This talk is part of the IRPP’s 50th anniversary event series, What should be on Canada’s Policy Radar?
In the late 1990s, the US Marine General Charles Krulak came up with the concept of the “Three Block War” to illustrate the complex spectrum of challenges likely to be faced by soldiers on the modern battlefield. The idea was that the future of warfighting would be in urban environments in failing states, where soldiers might be doing humanitarian assistance in one block, peacekeeping in another, and actual combat in another.
With the “Freedom Convoy” of truckers, followed quickly by the Russian invasion of Ukraine in late February 2022, we are witnessing the rise of what we can call the “n-block war,” a multi-dimensional combat environment that sees the collapse of the traditional distinctions between soldier and civilian, state and nonstate actors, information operations and news reporting, mercenaries and insurgents, all of it thrown into, and mediated by, the constantly shifting and evolving real-time information environment.
This panel will look at the future of national security in the world of the n-block war, addressing questions such as: How should we prepare? What should we prioritize? With whom should we ally?

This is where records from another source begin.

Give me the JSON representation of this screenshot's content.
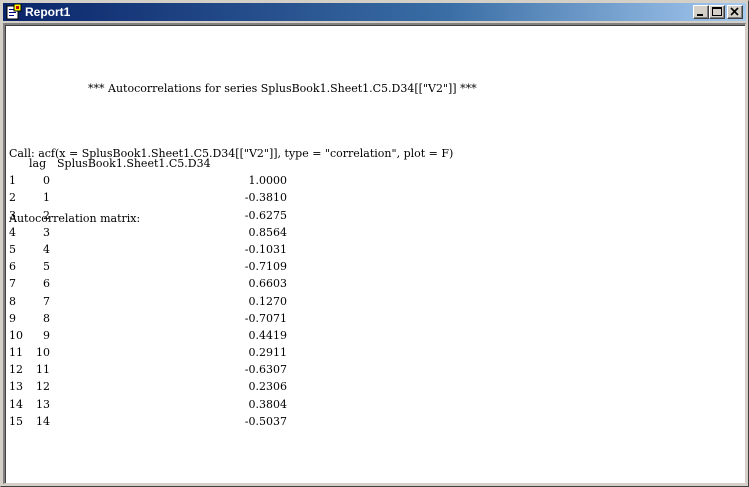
{
  "window": {
    "title": "Report1"
  },
  "report": {
    "heading": "*** Autocorrelations for series SplusBook1.Sheet1.C5.D34[[\"V2\"]] ***",
    "call": "Call: acf(x = SplusBook1.Sheet1.C5.D34[[\"V2\"]], type = \"correlation\", plot = F)",
    "matrix_label": "Autocorrelation matrix:",
    "columns": [
      "lag",
      "SplusBook1.Sheet1.C5.D34"
    ],
    "rows": [
      {
        "idx": "1",
        "lag": "0",
        "value": "1.0000"
      },
      {
        "idx": "2",
        "lag": "1",
        "value": "-0.3810"
      },
      {
        "idx": "3",
        "lag": "2",
        "value": "-0.6275"
      },
      {
        "idx": "4",
        "lag": "3",
        "value": "0.8564"
      },
      {
        "idx": "5",
        "lag": "4",
        "value": "-0.1031"
      },
      {
        "idx": "6",
        "lag": "5",
        "value": "-0.7109"
      },
      {
        "idx": "7",
        "lag": "6",
        "value": "0.6603"
      },
      {
        "idx": "8",
        "lag": "7",
        "value": "0.1270"
      },
      {
        "idx": "9",
        "lag": "8",
        "value": "-0.7071"
      },
      {
        "idx": "10",
        "lag": "9",
        "value": "0.4419"
      },
      {
        "idx": "11",
        "lag": "10",
        "value": "0.2911"
      },
      {
        "idx": "12",
        "lag": "11",
        "value": "-0.6307"
      },
      {
        "idx": "13",
        "lag": "12",
        "value": "0.2306"
      },
      {
        "idx": "14",
        "lag": "13",
        "value": "0.3804"
      },
      {
        "idx": "15",
        "lag": "14",
        "value": "-0.5037"
      }
    ]
  },
  "icons": {
    "app": "report-document-icon",
    "minimize": "minimize-icon",
    "maximize": "maximize-icon",
    "close": "close-icon"
  },
  "colors": {
    "titlebar_start": "#0a246a",
    "titlebar_end": "#a6caf0",
    "chrome": "#d4d0c8"
  }
}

Jennifer Welsh, Canada 150 Research Chair in Global Governance and Security, McGill University and Director of the Centre for International Peace and Security Studies

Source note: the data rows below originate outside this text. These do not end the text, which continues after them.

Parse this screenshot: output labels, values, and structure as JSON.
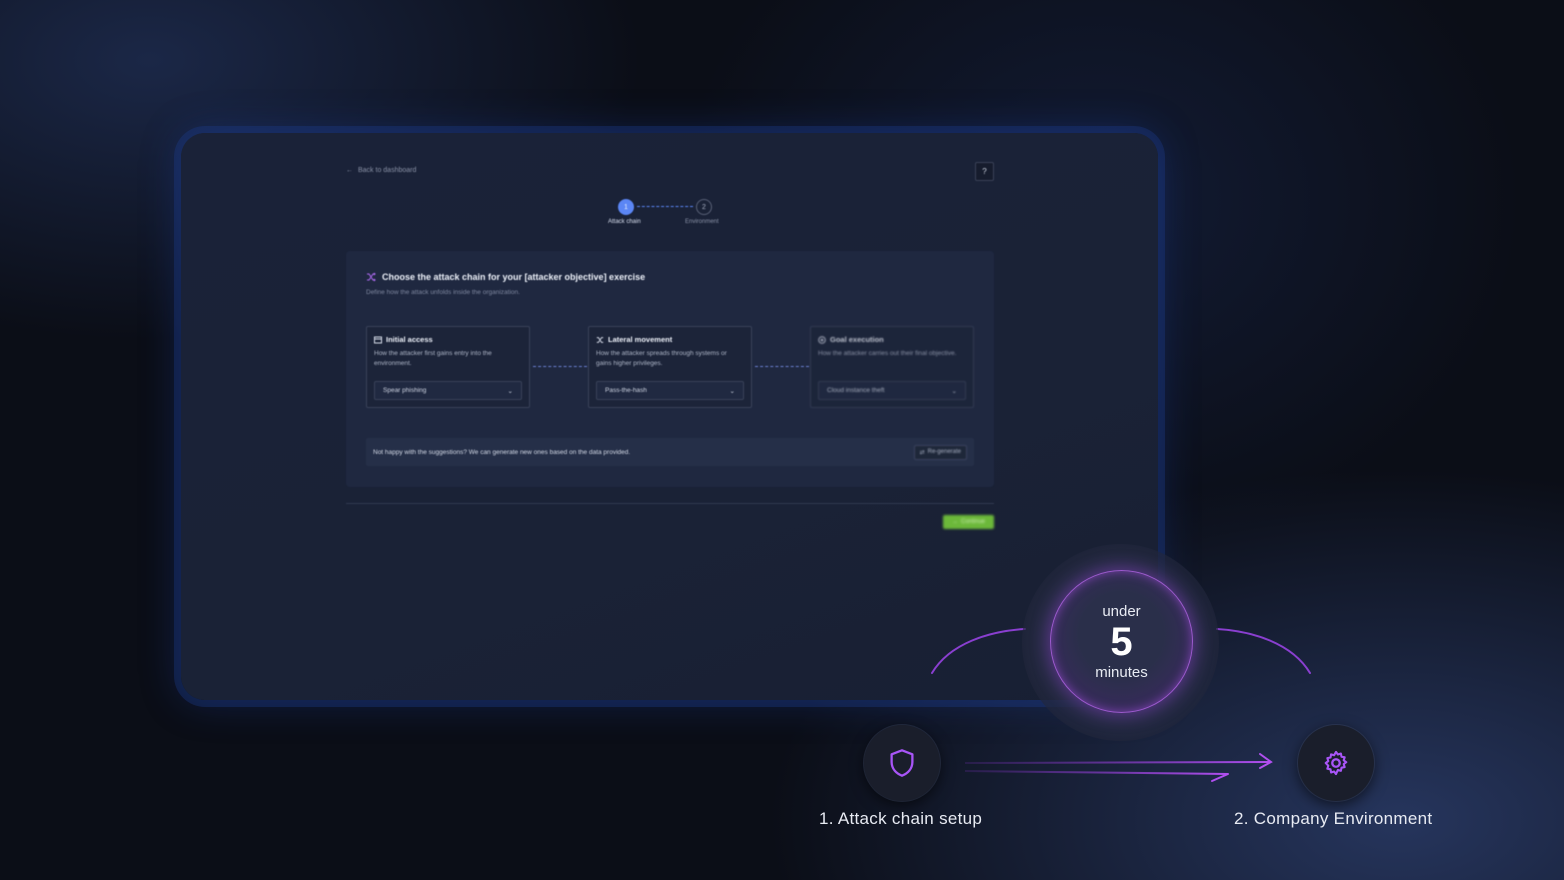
{
  "app": {
    "back_link": "Back to dashboard",
    "help_label": "?",
    "stepper": {
      "steps": [
        {
          "number": "1",
          "label": "Attack chain"
        },
        {
          "number": "2",
          "label": "Environment"
        }
      ]
    },
    "card": {
      "title": "Choose the attack chain for your [attacker objective] exercise",
      "subtitle": "Define how the attack unfolds inside the organization.",
      "stages": [
        {
          "title": "Initial access",
          "description": "How the attacker first gains entry into the environment.",
          "selected": "Spear phishing",
          "icon": "door-icon"
        },
        {
          "title": "Lateral movement",
          "description": "How the attacker spreads through systems or gains higher privileges.",
          "selected": "Pass-the-hash",
          "icon": "shuffle-icon"
        },
        {
          "title": "Goal execution",
          "description": "How the attacker carries out their final objective.",
          "selected": "Cloud instance theft",
          "icon": "target-icon"
        }
      ],
      "regen_message": "Not happy with the suggestions? We can generate new ones based on the data provided.",
      "regen_button": "Re-generate"
    },
    "continue_button": "Continue"
  },
  "timer": {
    "top": "under",
    "value": "5",
    "bottom": "minutes"
  },
  "steps": [
    {
      "label": "1. Attack chain setup",
      "icon": "shield-icon"
    },
    {
      "label": "2. Company Environment",
      "icon": "gear-icon"
    }
  ],
  "colors": {
    "accent_purple": "#a855f7",
    "accent_blue": "#5b86f5",
    "continue_green": "#6cb83a"
  }
}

Ali Dizboni, Associate Professor, Department of Political Science, Royal Military College of Canada
Vincent Rigby, Visiting fellow, Max Bell School of Public Policy, McGill University
Andrew Potter, Associate professor (professional) and graduate program director, Max Bell School of Public Policy
Max Bell School of Public Policy, McGill University
680 Sherbrooke St W
Montreal, ON H3A 2M7